Measure out all your OTHER dry ingredients EXCEPT the bran and mix together in a bowl and set aside.
Get out another bowl for the wet ingredients.
Using your mixer cream butter and sugar until fluffy. Add vanilla and almond extract at low-speed and mix well. Add eggs one at the time at low speed.
Add bran by itself to the creamed mixture
When everything looks creamed not curdled, slowly add the flour, baking soda, baking powder, cinnamon, and salt about a half a cup at a time, mixing it low-speed. You will end up possibly having to mix this with a wooden spoon it may get too heavy for the mixer.
Stir/fold in the nuts, candy, chocolate chips.
Refrigerate dough at least one hour covered so it doesn’t dry out.
Drop dough by rounded teaspoonfuls onto cookie sheets lined with parchment paper. Doughballs should be approximately 2 inches apart on the sheet. That means for each cookie sheet you will get 12 cookies.
Bake at 375° for 10 to 11 minutes. Check on your cookies so they don’t over brown on the bottom. If your oven is uneven you may have to rotate your cookie sheets halfway through baking.
When the cookies look slightly brown on the edges but golden and perfect in the center after 10 or 11 minutes, pull them out and allow them to cool for approximately five minutes before removing from the cookie sheet. Put the cookies on a wire rack to cool before putting in a tin.

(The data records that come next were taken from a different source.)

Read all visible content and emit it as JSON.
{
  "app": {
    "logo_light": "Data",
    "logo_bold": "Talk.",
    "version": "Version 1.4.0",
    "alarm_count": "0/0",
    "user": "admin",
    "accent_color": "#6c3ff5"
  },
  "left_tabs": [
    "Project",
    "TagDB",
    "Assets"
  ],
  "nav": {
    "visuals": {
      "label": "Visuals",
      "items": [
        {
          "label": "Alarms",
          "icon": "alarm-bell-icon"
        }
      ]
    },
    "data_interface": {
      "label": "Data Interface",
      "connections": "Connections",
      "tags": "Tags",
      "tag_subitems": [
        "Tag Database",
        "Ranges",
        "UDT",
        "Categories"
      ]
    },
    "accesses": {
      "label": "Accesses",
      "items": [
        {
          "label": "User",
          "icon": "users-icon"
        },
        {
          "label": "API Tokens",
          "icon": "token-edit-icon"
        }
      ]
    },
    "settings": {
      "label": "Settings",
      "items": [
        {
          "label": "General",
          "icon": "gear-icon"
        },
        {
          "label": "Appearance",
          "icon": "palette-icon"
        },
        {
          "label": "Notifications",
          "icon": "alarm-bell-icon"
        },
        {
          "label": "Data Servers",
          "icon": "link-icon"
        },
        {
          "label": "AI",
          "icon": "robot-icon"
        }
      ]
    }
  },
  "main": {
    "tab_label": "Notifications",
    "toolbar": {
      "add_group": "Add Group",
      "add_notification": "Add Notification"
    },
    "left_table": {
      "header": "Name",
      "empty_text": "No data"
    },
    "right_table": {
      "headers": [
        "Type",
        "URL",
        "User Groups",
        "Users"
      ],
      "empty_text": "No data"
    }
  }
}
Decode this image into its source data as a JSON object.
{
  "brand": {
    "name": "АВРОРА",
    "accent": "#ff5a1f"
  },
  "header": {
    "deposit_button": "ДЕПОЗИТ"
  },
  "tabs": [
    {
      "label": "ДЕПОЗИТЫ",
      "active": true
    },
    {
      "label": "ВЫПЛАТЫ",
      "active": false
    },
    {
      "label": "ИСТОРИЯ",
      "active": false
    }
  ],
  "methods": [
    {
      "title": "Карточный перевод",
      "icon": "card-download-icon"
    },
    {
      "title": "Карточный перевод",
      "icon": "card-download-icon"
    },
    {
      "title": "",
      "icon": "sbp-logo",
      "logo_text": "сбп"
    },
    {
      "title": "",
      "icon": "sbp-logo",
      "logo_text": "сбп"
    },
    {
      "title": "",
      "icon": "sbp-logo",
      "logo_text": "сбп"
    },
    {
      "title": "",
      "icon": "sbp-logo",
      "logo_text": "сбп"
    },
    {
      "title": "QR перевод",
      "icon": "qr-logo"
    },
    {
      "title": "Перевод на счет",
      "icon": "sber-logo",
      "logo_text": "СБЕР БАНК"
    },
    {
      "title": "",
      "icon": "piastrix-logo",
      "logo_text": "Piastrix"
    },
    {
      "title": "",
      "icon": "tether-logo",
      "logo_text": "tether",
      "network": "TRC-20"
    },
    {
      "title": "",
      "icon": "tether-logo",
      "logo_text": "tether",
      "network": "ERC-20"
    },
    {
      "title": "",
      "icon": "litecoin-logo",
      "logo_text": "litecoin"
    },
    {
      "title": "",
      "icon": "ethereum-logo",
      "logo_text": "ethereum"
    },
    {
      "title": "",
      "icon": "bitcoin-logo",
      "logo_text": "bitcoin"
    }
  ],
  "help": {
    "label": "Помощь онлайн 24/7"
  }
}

You must cool cookies properly before placing in a tin because otherwise they will break before they are cool.